I do believe there are parents who absolutely have favorites and don’t do much to hide it. I do believe that there are parents who unconsciously prefer one child over another or think their preference isn’t apparent to anyone but them. I believe these scenarios do happen in families with a certain degree of dysfunction or in families where the parents are less conscious of their own psychological motivation for playing favorites. I do think that most parents have moments (sometimes long moments) where they get along better with one child than the other, but they are aware that it’s happening and do their best to balance their affection. But even in the worst case scenarios, I think most of our behavior is psychologically motivated and can thus be changed.
5 Ways To Avoid Playing Favorites

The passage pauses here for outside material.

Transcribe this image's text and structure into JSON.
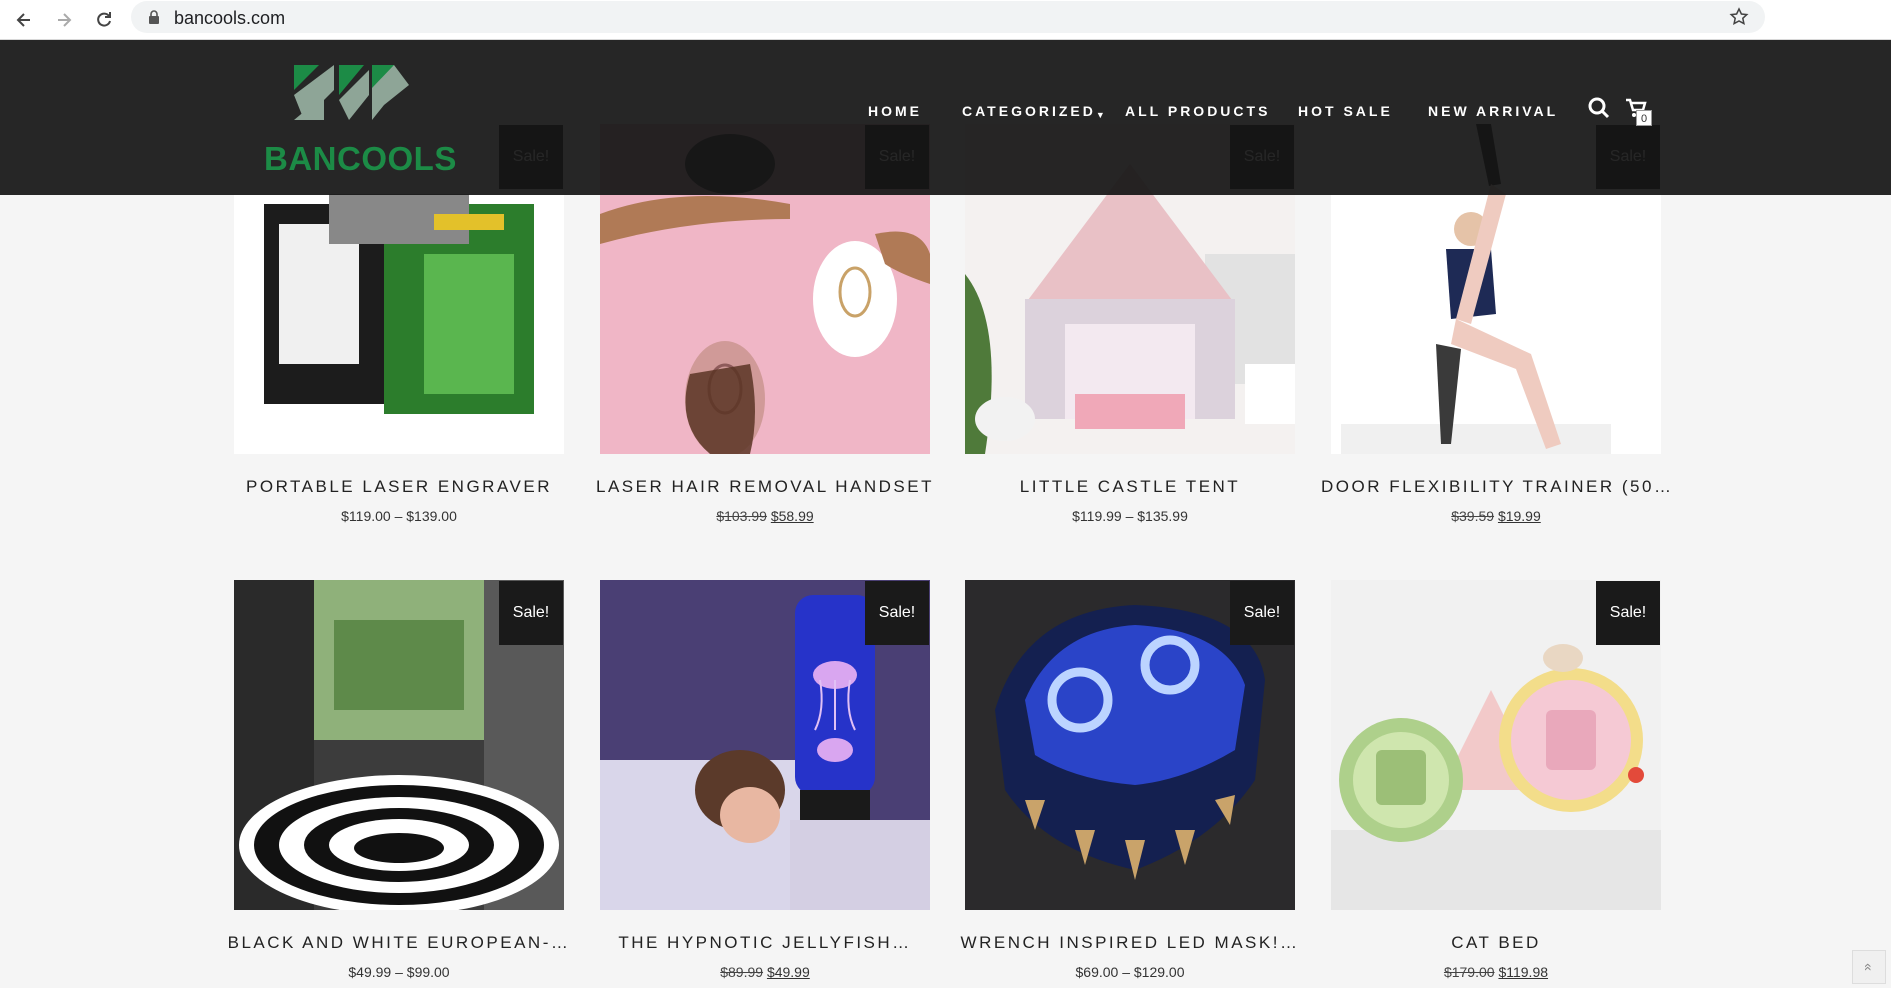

Being aware of your own feelings and family history is the first step to stopping any imbalance in affection. Consciously consider why you react to one child differently. Is it that one is so similar to you that you just understand him better? Does one remind you of your mother-in-law who you despise? Tune in to your own emotions and triggers – what memories does your child bring up when you’re with her? Give some serious thought to your own childhood; were you the favorite? Were you not? How did that feel to you and are you repeating it or trying to fix it?
Don’t Compare, Don’t Label.
It is human nature to do these two things. We naturally look at two similar things, compare and contrast them and then label them: “My son listens to me while my daughter is always throwing a tantrum; he is such a cooperative boy. She is so difficult”. It is amazing how this brief thought pattern actually changes the way we respond to our children. Instead, try looking at “the difficult one” and say “my daughter is having a really hard time right now, she needs my help”. That simple shift creates an entirely different reaction to a child you had previously labeled “difficult”. Strangely enough, it is equally bad to be labeled with what we would consider a positive attribute. It’s just as hard to live up to being “the helpful one” as it is to live down being “the moody one”. Resist comparing your siblings. Avoid labeling them. No one is helpful all the time. Nor is anyone difficult all the time.
Build The Bond.
Even with best intentions, children may occasionally feel that you prefer one over the other. Encouraging a strong bond between siblings can set them up with a deep, underlying love for each other that will allow them to work through any feelings of favoritism. I’ve written about bond building more extensively in a post called Best Friends, Or Just Brother And Sister?
One On One Time.
Spending time alone with each of your children, even if it’s only short intervals on a consistent basis, will go a long way to making each of them feel they have a special connection with you. It’s also your best chance to get to know each of your children in a deep and intimate way.
Find Common Ground.
If you are aware that you find it easier to be with one child than they other, this should be your signal that it is the one you feel the disconnect from who needs more time with you. Take the time to learn about the things that child is really into. It doesn’t matter if you ever really develop a love for those interests, it’s the effort spent trying to get to know your child and showing that he is worth the time, that will mean so much. With persistence, your relationship with that child will begin to show signs of ease.
I am not suggesting that we love our children all the same. But I do not believe it’s inevitable that we love one more than another. What is key to this distinction is to love and accept that which makes each of our children so unique. “To be loved equally is somehow to be loved less. To be loved uniquely – for one’s own special self – is to be loved as much as we need to be loved.” – Siblings Without Rivalry